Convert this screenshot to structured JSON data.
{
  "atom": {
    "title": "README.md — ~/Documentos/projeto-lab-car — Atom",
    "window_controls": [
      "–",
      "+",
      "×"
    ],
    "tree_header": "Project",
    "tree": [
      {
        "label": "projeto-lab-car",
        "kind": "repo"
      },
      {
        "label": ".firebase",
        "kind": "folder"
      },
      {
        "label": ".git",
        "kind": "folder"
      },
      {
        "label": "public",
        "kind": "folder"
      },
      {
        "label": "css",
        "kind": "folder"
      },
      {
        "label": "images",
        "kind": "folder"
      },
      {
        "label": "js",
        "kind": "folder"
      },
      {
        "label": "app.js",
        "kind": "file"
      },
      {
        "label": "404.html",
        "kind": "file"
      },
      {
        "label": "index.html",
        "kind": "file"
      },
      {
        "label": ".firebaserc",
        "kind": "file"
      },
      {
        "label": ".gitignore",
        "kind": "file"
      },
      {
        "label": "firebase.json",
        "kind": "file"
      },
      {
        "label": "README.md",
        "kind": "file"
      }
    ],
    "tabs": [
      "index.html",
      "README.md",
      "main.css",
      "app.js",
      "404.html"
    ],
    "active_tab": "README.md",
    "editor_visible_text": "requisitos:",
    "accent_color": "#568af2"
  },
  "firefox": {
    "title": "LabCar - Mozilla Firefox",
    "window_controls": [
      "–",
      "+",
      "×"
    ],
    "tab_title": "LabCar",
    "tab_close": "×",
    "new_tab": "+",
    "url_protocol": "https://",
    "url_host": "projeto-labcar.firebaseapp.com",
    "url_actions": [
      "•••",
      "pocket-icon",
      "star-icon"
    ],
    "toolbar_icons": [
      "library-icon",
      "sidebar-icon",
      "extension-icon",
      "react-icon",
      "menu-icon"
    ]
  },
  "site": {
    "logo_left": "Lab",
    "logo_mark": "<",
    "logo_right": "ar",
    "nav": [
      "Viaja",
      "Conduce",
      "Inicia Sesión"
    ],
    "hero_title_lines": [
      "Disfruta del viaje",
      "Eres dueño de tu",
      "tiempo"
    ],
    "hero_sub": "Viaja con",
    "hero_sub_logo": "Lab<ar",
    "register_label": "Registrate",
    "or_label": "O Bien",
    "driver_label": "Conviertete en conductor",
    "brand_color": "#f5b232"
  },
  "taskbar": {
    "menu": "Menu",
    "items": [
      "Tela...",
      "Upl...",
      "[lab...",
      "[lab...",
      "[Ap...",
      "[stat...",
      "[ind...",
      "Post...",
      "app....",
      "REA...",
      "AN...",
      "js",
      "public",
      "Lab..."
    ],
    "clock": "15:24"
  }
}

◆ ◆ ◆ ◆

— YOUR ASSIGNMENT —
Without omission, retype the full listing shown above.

— EXERCISE OUTPUT —
Convert this screenshot to structured JSON data.
{
  "atom": {
    "title": "README.md — ~/Documentos/projeto-lab-car — Atom",
    "window_controls": [
      "–",
      "+",
      "×"
    ],
    "tree_header": "Project",
    "tree": [
      {
        "label": "projeto-lab-car",
        "kind": "repo"
      },
      {
        "label": ".firebase",
        "kind": "folder"
      },
      {
        "label": ".git",
        "kind": "folder"
      },
      {
        "label": "public",
        "kind": "folder"
      },
      {
        "label": "css",
        "kind": "folder"
      },
      {
        "label": "images",
        "kind": "folder"
      },
      {
        "label": "js",
        "kind": "folder"
      },
      {
        "label": "app.js",
        "kind": "file"
      },
      {
        "label": "404.html",
        "kind": "file"
      },
      {
        "label": "index.html",
        "kind": "file"
      },
      {
        "label": ".firebaserc",
        "kind": "file"
      },
      {
        "label": ".gitignore",
        "kind": "file"
      },
      {
        "label": "firebase.json",
        "kind": "file"
      },
      {
        "label": "README.md",
        "kind": "file"
      }
    ],
    "tabs": [
      "index.html",
      "README.md",
      "main.css",
      "app.js",
      "404.html"
    ],
    "active_tab": "README.md",
    "editor_visible_text": "requisitos:",
    "accent_color": "#568af2"
  },
  "firefox": {
    "title": "LabCar - Mozilla Firefox",
    "window_controls": [
      "–",
      "+",
      "×"
    ],
    "tab_title": "LabCar",
    "tab_close": "×",
    "new_tab": "+",
    "url_protocol": "https://",
    "url_host": "projeto-labcar.firebaseapp.com",
    "url_actions": [
      "•••",
      "pocket-icon",
      "star-icon"
    ],
    "toolbar_icons": [
      "library-icon",
      "sidebar-icon",
      "extension-icon",
      "react-icon",
      "menu-icon"
    ]
  },
  "site": {
    "logo_left": "Lab",
    "logo_mark": "<",
    "logo_right": "ar",
    "nav": [
      "Viaja",
      "Conduce",
      "Inicia Sesión"
    ],
    "hero_title_lines": [
      "Disfruta del viaje",
      "Eres dueño de tu",
      "tiempo"
    ],
    "hero_sub": "Viaja con",
    "hero_sub_logo": "Lab<ar",
    "register_label": "Registrate",
    "or_label": "O Bien",
    "driver_label": "Conviertete en conductor",
    "brand_color": "#f5b232"
  },
  "taskbar": {
    "menu": "Menu",
    "items": [
      "Tela...",
      "Upl...",
      "[lab...",
      "[lab...",
      "[Ap...",
      "[stat...",
      "[ind...",
      "Post...",
      "app....",
      "REA...",
      "AN...",
      "js",
      "public",
      "Lab..."
    ],
    "clock": "15:24"
  }
}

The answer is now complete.